** INFORMATION GIVEN follows **

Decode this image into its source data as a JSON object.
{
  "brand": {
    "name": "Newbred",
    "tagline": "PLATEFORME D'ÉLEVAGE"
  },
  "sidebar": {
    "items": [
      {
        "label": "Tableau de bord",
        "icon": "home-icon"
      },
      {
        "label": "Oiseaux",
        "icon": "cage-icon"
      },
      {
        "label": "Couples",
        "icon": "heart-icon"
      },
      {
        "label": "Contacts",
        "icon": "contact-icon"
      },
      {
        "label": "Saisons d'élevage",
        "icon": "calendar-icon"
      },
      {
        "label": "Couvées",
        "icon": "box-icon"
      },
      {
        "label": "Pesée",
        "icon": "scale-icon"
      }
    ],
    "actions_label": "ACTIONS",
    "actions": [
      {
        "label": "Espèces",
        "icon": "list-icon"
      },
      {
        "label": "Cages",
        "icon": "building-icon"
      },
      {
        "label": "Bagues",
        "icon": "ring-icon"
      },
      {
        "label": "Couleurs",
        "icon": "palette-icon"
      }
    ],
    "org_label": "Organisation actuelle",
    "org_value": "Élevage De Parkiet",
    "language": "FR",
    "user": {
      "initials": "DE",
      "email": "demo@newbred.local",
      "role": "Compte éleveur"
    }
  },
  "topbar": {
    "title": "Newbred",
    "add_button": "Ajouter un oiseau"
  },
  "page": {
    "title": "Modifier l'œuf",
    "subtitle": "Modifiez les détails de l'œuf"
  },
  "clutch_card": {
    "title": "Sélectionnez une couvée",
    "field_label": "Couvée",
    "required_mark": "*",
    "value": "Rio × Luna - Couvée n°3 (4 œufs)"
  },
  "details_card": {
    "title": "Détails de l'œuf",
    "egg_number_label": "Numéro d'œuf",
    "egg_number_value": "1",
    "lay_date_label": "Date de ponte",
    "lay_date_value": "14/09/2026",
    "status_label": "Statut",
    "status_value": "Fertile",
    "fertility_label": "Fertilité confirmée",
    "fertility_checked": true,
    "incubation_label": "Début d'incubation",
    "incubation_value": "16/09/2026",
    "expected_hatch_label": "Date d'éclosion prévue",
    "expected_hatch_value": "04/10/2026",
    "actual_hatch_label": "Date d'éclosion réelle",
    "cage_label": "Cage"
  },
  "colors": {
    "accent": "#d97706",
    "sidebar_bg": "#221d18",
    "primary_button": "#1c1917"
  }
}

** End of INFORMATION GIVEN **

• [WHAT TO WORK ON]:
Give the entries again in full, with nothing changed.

• [SOLUTION TO THE PROBLEM]:
Decode this image into its source data as a JSON object.
{
  "brand": {
    "name": "Newbred",
    "tagline": "PLATEFORME D'ÉLEVAGE"
  },
  "sidebar": {
    "items": [
      {
        "label": "Tableau de bord",
        "icon": "home-icon"
      },
      {
        "label": "Oiseaux",
        "icon": "cage-icon"
      },
      {
        "label": "Couples",
        "icon": "heart-icon"
      },
      {
        "label": "Contacts",
        "icon": "contact-icon"
      },
      {
        "label": "Saisons d'élevage",
        "icon": "calendar-icon"
      },
      {
        "label": "Couvées",
        "icon": "box-icon"
      },
      {
        "label": "Pesée",
        "icon": "scale-icon"
      }
    ],
    "actions_label": "ACTIONS",
    "actions": [
      {
        "label": "Espèces",
        "icon": "list-icon"
      },
      {
        "label": "Cages",
        "icon": "building-icon"
      },
      {
        "label": "Bagues",
        "icon": "ring-icon"
      },
      {
        "label": "Couleurs",
        "icon": "palette-icon"
      }
    ],
    "org_label": "Organisation actuelle",
    "org_value": "Élevage De Parkiet",
    "language": "FR",
    "user": {
      "initials": "DE",
      "email": "demo@newbred.local",
      "role": "Compte éleveur"
    }
  },
  "topbar": {
    "title": "Newbred",
    "add_button": "Ajouter un oiseau"
  },
  "page": {
    "title": "Modifier l'œuf",
    "subtitle": "Modifiez les détails de l'œuf"
  },
  "clutch_card": {
    "title": "Sélectionnez une couvée",
    "field_label": "Couvée",
    "required_mark": "*",
    "value": "Rio × Luna - Couvée n°3 (4 œufs)"
  },
  "details_card": {
    "title": "Détails de l'œuf",
    "egg_number_label": "Numéro d'œuf",
    "egg_number_value": "1",
    "lay_date_label": "Date de ponte",
    "lay_date_value": "14/09/2026",
    "status_label": "Statut",
    "status_value": "Fertile",
    "fertility_label": "Fertilité confirmée",
    "fertility_checked": true,
    "incubation_label": "Début d'incubation",
    "incubation_value": "16/09/2026",
    "expected_hatch_label": "Date d'éclosion prévue",
    "expected_hatch_value": "04/10/2026",
    "actual_hatch_label": "Date d'éclosion réelle",
    "cage_label": "Cage"
  },
  "colors": {
    "accent": "#d97706",
    "sidebar_bg": "#221d18",
    "primary_button": "#1c1917"
  }
}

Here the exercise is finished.